Top 7 Things I Learned at Reluctant Writers Workshop

I just had my first full day PD for teachers of Reluctant Writers in grade 6-7-8. It was a great workshop, but wait…that was the most boring start to a blog post, ever! Especially a blog about Reluctant Writers. SNORE!!! Are you still even reading? Good for you if you are….I’ll try to make this more interesting now, Drum Roll please……..

The Top 7 Things I Learned About Teaching Reluctant Writers are:

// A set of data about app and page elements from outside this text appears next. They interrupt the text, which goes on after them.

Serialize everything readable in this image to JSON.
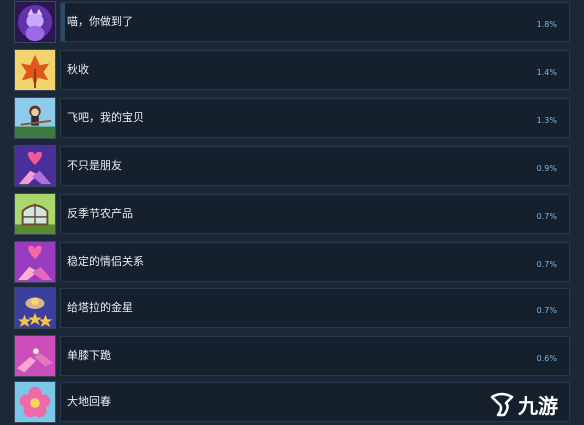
{
  "achievements": [
    {
      "name": "喵，你做到了",
      "percent": "1.8%",
      "icon": "purple-cat-icon",
      "colors": [
        "#3c1c6e",
        "#a05ce6"
      ]
    },
    {
      "name": "秋收",
      "percent": "1.4%",
      "icon": "autumn-leaf-icon",
      "colors": [
        "#f3d56a",
        "#e0521e"
      ]
    },
    {
      "name": "飞吧，我的宝贝",
      "percent": "1.3%",
      "icon": "flying-witch-icon",
      "colors": [
        "#7fc3e8",
        "#2f6a3b"
      ]
    },
    {
      "name": "不只是朋友",
      "percent": "0.9%",
      "icon": "heart-hands-icon",
      "colors": [
        "#5d3fb0",
        "#e54b8e"
      ]
    },
    {
      "name": "反季节农产品",
      "percent": "0.7%",
      "icon": "greenhouse-icon",
      "colors": [
        "#9fd36a",
        "#6b4a2b"
      ]
    },
    {
      "name": "稳定的情侣关系",
      "percent": "0.7%",
      "icon": "heart-hands-icon",
      "colors": [
        "#a33fbf",
        "#ef5aa3"
      ]
    },
    {
      "name": "给塔拉的金星",
      "percent": "0.7%",
      "icon": "gold-stars-icon",
      "colors": [
        "#3a3f9e",
        "#f4c542"
      ]
    },
    {
      "name": "单膝下跪",
      "percent": "0.6%",
      "icon": "proposal-hands-icon",
      "colors": [
        "#d34ec0",
        "#f07ab4"
      ]
    },
    {
      "name": "大地回春",
      "percent": "",
      "icon": "flower-icon",
      "colors": [
        "#4fb7e8",
        "#f06aa7"
      ]
    }
  ],
  "watermark": {
    "text": "九游"
  }
}
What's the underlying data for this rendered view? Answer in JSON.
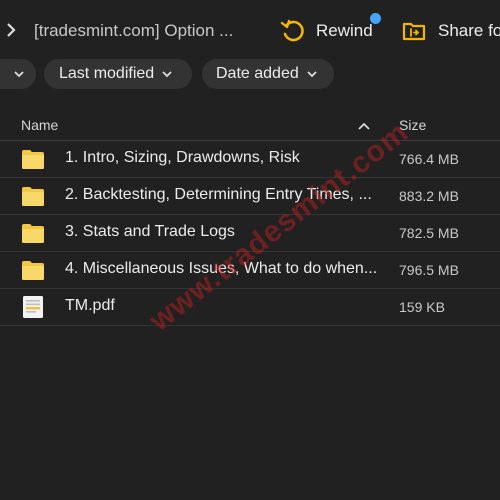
{
  "breadcrumb": {
    "title": "[tradesmint.com] Option ..."
  },
  "toolbar": {
    "rewind_label": "Rewind",
    "share_label": "Share fo"
  },
  "filters": [
    {
      "label": ""
    },
    {
      "label": "Last modified"
    },
    {
      "label": "Date added"
    }
  ],
  "columns": {
    "name": "Name",
    "size": "Size"
  },
  "files": [
    {
      "name": "1. Intro, Sizing, Drawdowns, Risk",
      "size": "766.4 MB",
      "icon": "folder-icon"
    },
    {
      "name": "2. Backtesting, Determining Entry Times, ...",
      "size": "883.2 MB",
      "icon": "folder-icon"
    },
    {
      "name": "3. Stats and Trade Logs",
      "size": "782.5 MB",
      "icon": "folder-icon"
    },
    {
      "name": "4. Miscellaneous Issues, What to do when...",
      "size": "796.5 MB",
      "icon": "folder-icon"
    },
    {
      "name": "TM.pdf",
      "size": "159 KB",
      "icon": "pdf-file-icon"
    }
  ],
  "watermark": "www.tradesmint.com",
  "colors": {
    "background": "#212121",
    "folder": "#f5c842",
    "rewind_accent": "#f5b400",
    "notification_dot": "#4aa3ff",
    "watermark": "#c81e1e"
  }
}
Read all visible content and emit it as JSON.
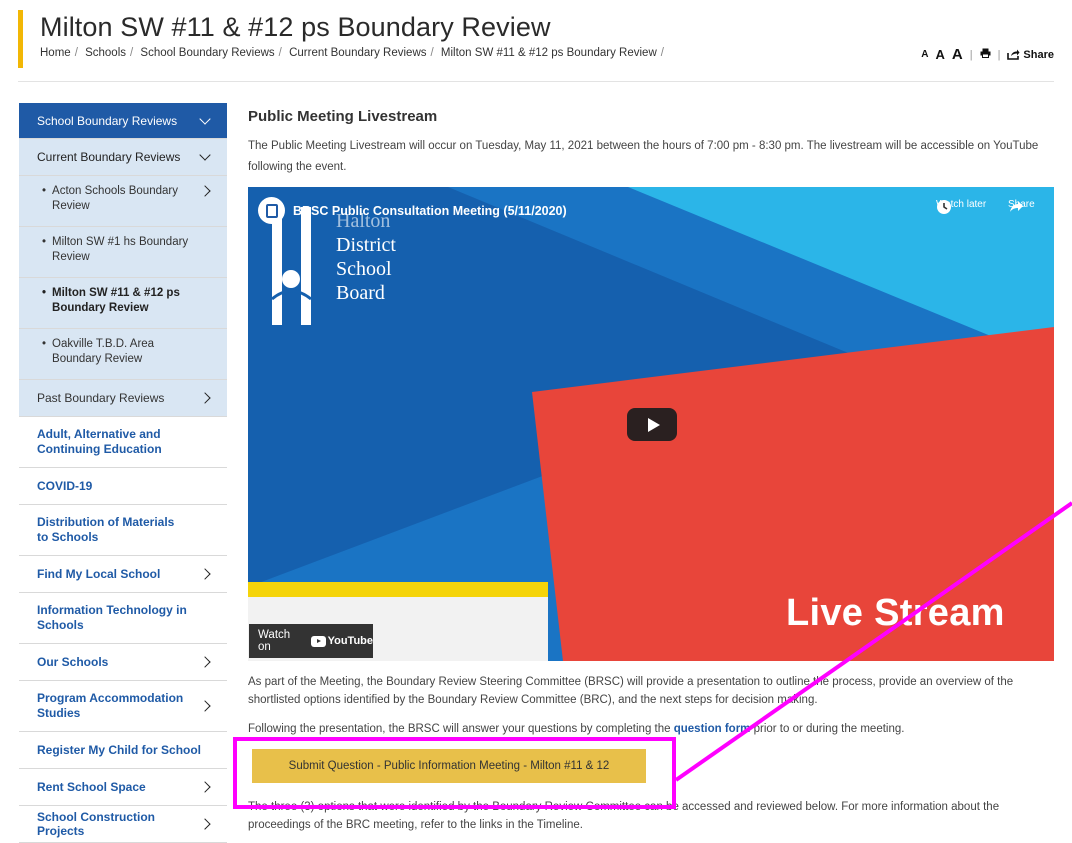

  1.  Pre-Talk : Reluctant writers, and all writers, really, do better if you allow them to talk ideas out first before starting to write. (So you mean those writing prompts first thing in the morning aren’t always the best idea, huh. oops) Allowing students to talk out ideas will give them more to work with when they do start writing. Two funny looking nerds talking.
  2. Teacher Think Alouds/Modeled Writing: Maybe this was an obvious one to other teachers but it had not occurred to me to actually model my writing process in front of the class LIVE. Yes, LIVE. If you want them to brainstorm: Brainstorm in front of them, live, first. I had always given examples of good writing but I hadn’t actually written in front of them.
  3. Use Visuals, Music and Other’s Vocabulary: Build-up what the students write by getting them interested with a video/picture on a subject. Music also helps bring out emotions and that can get ideas flowing. Also, allowing students to share their vocabulary  (watch this video and write one word on a post-it note to describe it, then put the post-its up for all to see) will allow reluctant writers and other students to see different perspectives on the same topic and give them an instant word wall to work with.
  4. Allow Team Writing. So often I assign individual writing but the truth is a lot of work (you know, in the real world) is collaborative. Allowing students to write in teams gets them bouncing ideas off each other and takes some of the pressure off.imgres
  5. Writing Territories: Writing Territories are what we know best. We all have our loves, our passions, things we could talk about for hours. Have students make a list of all those things. Then get them to make more specific topics that are more narrow. For example, going from “I like Hockey” to “I love how I feel when I score a goal” so that they can pull from that when they need inspiration.
  6. Integrate Technology: Students love using teach and if they use something like padlet or a shared google doc they can see their ideas going up right away. They can share without worrying about everyone looking at them and it doesn’t require a lot of writing. Which brings me to my next point…
  7. Keep Writing Short & Simple ( at least at first) Start with something easy like a Top 5 List (Ahem) or a Did You Know? So many blogs, magazines and websites already use this format that it will be familiar to them and the students won’t feel overwhelmed. It also allows the flexibility needed to accommodate all levels of writers. From, “Oh Phew! Only 5 sentences!!” to, “Can I write more than a Top 5, Madame, can I make a Top 10 with a paragraph for each point?”                                  imgres-1